This year in April, a planned film that was never shot served as a pretext for sentencing the Turkish documentary filmmaker and producer Çiğdem Mater to a prison term of 18 years as a supporter of the 2013 Gezi Park protests.
The Gezi Park protests at that time – a spontaneous, unorganised and leaderless movement – are being made increasingly into an example by the current Turkish state power that it continues to deploy against all resistance. This is so, even though the cultural patron Osman Kavala  –
founder of the Anadolu Kültür foundation and already in prison since 2017 – as well as several more of the accused, including Mater, were initially acquitted in 2020 of the charge of attempting a coup. Yet the foundation with its activities for a free society, and in turn all those who have any dealings with it, continue to be monitored especially suspiciously and sanctioned by the Turkish government’s secret police.
After the acquittal, which was followed by the replacement of the court responsible, the case was readmitted and Kavala was immediately rearrested. Then after a ‘ridiculous short trial’ in April he was finally sentenced to life imprisonment.
Likewise, Çiğdem Mater and the other accused, including an urban planner, an architect and a lawyer, were sentenced to new long terms of imprisonment. Mater is now incarcerated in the overcrowded Bakirköy women’s prison. “… All concrete and iron,” is how the writer Aslı Erdoğan, who has been imprisoned for a long time, has described it there. In 2020, Mater came to Germany to take up an artist’s residency, so that she would be able to return to Turkey in good time for the beginning of the trial in February 2022.
In the Un certain regard section at this year’s Cannes Film Festival, when speaking onstage the director Emin Alper expressed his solidarity with his co-producer Çiğdem Mater. For filmmakers in Turkey, for quite some time it has become common practice on the film festival stages and venues worldwide to repeatedly remember their many colleagues and journalists now imprisoned in Turkey. The political situation in Turkey has become ever more aggravated in recent years. The constitutional referendum of 2017 and the introduction of a new presidential governance system with its undermining of the separations of powers have been accompanied by increasing criminalisation of all the opposition. The influence of the executive on the judiciary has escalated, as can be seen in the timeline of this judicial scandal.
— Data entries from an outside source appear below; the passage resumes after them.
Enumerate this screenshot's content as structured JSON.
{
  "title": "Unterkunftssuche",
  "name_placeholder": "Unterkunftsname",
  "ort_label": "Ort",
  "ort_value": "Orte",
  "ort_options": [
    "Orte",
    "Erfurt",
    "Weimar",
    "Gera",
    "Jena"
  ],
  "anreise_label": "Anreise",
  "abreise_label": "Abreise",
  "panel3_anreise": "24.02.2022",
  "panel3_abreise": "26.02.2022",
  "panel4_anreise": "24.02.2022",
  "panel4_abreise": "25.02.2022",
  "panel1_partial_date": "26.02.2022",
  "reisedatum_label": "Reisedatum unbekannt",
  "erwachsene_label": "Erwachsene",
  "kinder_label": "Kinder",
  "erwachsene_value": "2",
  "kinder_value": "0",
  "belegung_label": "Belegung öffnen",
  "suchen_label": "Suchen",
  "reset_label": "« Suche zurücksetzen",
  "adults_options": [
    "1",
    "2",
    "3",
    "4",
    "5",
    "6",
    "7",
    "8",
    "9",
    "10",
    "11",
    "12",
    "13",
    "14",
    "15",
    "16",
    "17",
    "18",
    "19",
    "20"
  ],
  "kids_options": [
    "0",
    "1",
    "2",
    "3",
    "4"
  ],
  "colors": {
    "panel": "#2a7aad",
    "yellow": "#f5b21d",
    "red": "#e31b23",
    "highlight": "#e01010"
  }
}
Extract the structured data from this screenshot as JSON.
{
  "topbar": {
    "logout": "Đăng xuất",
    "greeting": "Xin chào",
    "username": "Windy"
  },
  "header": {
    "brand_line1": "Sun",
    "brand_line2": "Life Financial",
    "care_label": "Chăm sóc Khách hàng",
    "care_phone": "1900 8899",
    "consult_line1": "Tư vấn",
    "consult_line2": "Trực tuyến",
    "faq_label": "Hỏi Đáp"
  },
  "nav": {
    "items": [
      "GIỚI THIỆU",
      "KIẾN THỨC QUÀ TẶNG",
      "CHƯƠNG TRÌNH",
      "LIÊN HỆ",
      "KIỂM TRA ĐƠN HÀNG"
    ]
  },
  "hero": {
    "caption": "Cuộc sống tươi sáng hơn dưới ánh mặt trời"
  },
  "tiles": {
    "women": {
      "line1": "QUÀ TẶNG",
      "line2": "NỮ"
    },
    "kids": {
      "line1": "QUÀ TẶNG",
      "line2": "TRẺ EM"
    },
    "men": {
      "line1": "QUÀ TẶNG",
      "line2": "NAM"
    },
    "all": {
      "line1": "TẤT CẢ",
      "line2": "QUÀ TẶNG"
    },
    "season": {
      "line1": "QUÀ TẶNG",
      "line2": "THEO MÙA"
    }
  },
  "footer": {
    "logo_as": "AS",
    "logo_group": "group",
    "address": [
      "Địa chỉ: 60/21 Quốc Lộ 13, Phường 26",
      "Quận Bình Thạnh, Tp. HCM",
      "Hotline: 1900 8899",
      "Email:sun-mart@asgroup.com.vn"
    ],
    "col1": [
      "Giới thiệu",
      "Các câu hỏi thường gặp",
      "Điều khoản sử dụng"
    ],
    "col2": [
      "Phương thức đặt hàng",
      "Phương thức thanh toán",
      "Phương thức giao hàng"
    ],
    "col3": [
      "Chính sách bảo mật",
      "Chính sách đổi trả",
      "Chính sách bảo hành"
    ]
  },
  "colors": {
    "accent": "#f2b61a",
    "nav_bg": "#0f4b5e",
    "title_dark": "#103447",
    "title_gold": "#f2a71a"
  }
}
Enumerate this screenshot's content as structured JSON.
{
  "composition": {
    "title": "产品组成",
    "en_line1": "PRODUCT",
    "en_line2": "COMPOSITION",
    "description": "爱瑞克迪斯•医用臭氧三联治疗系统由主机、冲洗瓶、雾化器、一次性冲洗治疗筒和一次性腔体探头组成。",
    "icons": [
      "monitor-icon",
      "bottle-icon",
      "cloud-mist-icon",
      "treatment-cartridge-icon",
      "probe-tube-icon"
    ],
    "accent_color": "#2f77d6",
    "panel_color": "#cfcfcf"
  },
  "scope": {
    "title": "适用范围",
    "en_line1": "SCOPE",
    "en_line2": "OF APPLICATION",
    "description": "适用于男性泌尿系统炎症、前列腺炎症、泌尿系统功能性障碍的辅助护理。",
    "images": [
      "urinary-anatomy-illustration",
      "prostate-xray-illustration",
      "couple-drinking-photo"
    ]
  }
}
The European Court of Justice has already condemned Kavala’s sentence.
Çiğdem Mater initially made a name for herself as a documentary filmmaker, and over the last few years increasingly as a producer and co-producer.
For the film HUMAN FLOW (2017) from Ai Weiwei, she organised up to 20 different teams in Turkey. She has headed the production of prizewinning feature-length, documentary and fictional films, as well as producing several short films – such as most recently LETTERS FROM SILVIRI (2020) and DEAR OSMAN (2022) by the filmmaker Adrian Figueroa. Figueroa has praised her thorough and humanly sensitive hands-on preparation for the shoots. As an important, well-connected figure of integrity, Mater is a vital member of the Turkish-German film scene. She is now continuing her work from prison.
Numerous institutions here in Germany that have already worked for many years with Çiğdem Mater have also protested against her sentence: the Berliner Maxim Gorki Theater, the European Film Academy and the Berlinale. A discussion on Mater’s situation can be found at radio SWR2 (in German). In addition to ‚Free Osman Kavala’  there is now also the social media initiative ‘@freecigdemmater’.
 Quoted from a letter to Osman Kavala in prison from the film DEAR OSMAN, directed by Adrian Figueroa and produced by Çiğdem Mater in 2022